Saved data entries
|---|
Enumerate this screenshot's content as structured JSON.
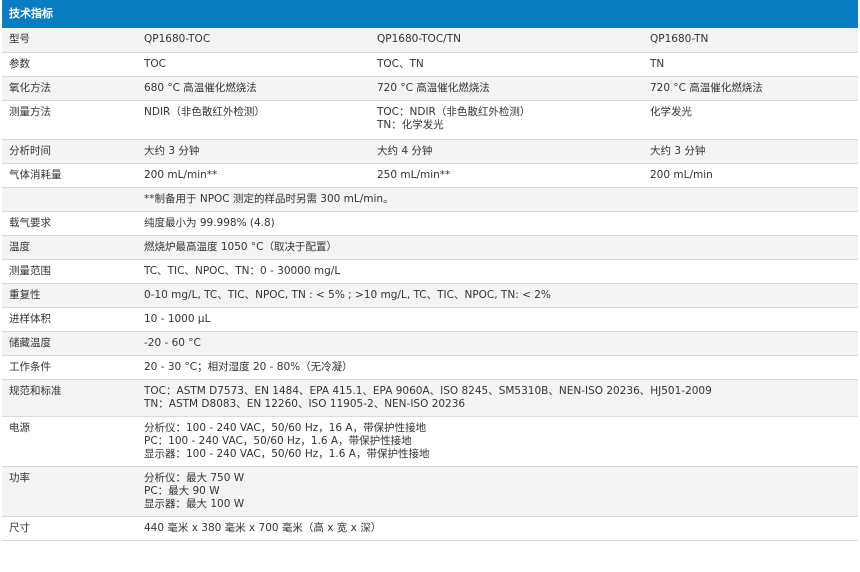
{
  "header": {
    "title": "技术指标"
  },
  "rows": [
    {
      "label": "型号",
      "cells": [
        "QP1680-TOC",
        "QP1680-TOC/TN",
        "QP1680-TN"
      ]
    },
    {
      "label": "参数",
      "cells": [
        "TOC",
        "TOC、TN",
        "TN"
      ]
    },
    {
      "label": "氧化方法",
      "cells": [
        "680 °C 高温催化燃烧法",
        "720 °C 高温催化燃烧法",
        "720 °C 高温催化燃烧法"
      ]
    },
    {
      "label": "测量方法",
      "cells": [
        "NDIR（非色散红外检测）",
        "TOC：NDIR（非色散红外检测）|TN：化学发光",
        "化学发光"
      ]
    },
    {
      "label": "分析时间",
      "cells": [
        "大约 3 分钟",
        "大约 4 分钟",
        "大约 3 分钟"
      ]
    },
    {
      "label": "气体消耗量",
      "cells": [
        "200 mL/min**",
        "250 mL/min**",
        "200 mL/min"
      ]
    },
    {
      "label": "",
      "span": "**制备用于 NPOC 测定的样品时另需 300 mL/min。"
    },
    {
      "label": "载气要求",
      "span": "纯度最小为 99.998% (4.8)"
    },
    {
      "label": "温度",
      "span": "燃烧炉最高温度 1050 °C（取决于配置）"
    },
    {
      "label": "测量范围",
      "span": "TC、TIC、NPOC、TN：0 - 30000 mg/L"
    },
    {
      "label": "重复性",
      "span": "0-10 mg/L, TC、TIC、NPOC, TN : < 5% ; >10 mg/L, TC、TIC、NPOC, TN: < 2%"
    },
    {
      "label": "进样体积",
      "span": "10 - 1000 µL"
    },
    {
      "label": "储藏温度",
      "span": "-20 - 60 °C"
    },
    {
      "label": "工作条件",
      "span": "20 - 30 °C；相对湿度 20 - 80%（无冷凝）"
    },
    {
      "label": "规范和标准",
      "span": "TOC：ASTM D7573、EN 1484、EPA 415.1、EPA 9060A、ISO 8245、SM5310B、NEN-ISO 20236、HJ501-2009|TN：ASTM D8083、EN 12260、ISO 11905-2、NEN-ISO 20236"
    },
    {
      "label": "电源",
      "span": "分析仪：100 - 240 VAC，50/60 Hz，16 A，带保护性接地|PC：100 - 240 VAC，50/60 Hz，1.6 A，带保护性接地|显示器：100 - 240 VAC，50/60 Hz，1.6 A，带保护性接地"
    },
    {
      "label": "功率",
      "span": "分析仪：最大 750 W|PC：最大 90 W|显示器：最大 100 W"
    },
    {
      "label": "尺寸",
      "span": "440 毫米 x 380 毫米 x 700 毫米（高 x 宽 x 深）"
    }
  ]
}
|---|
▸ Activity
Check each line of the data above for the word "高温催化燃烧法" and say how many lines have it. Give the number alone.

▸ Response
3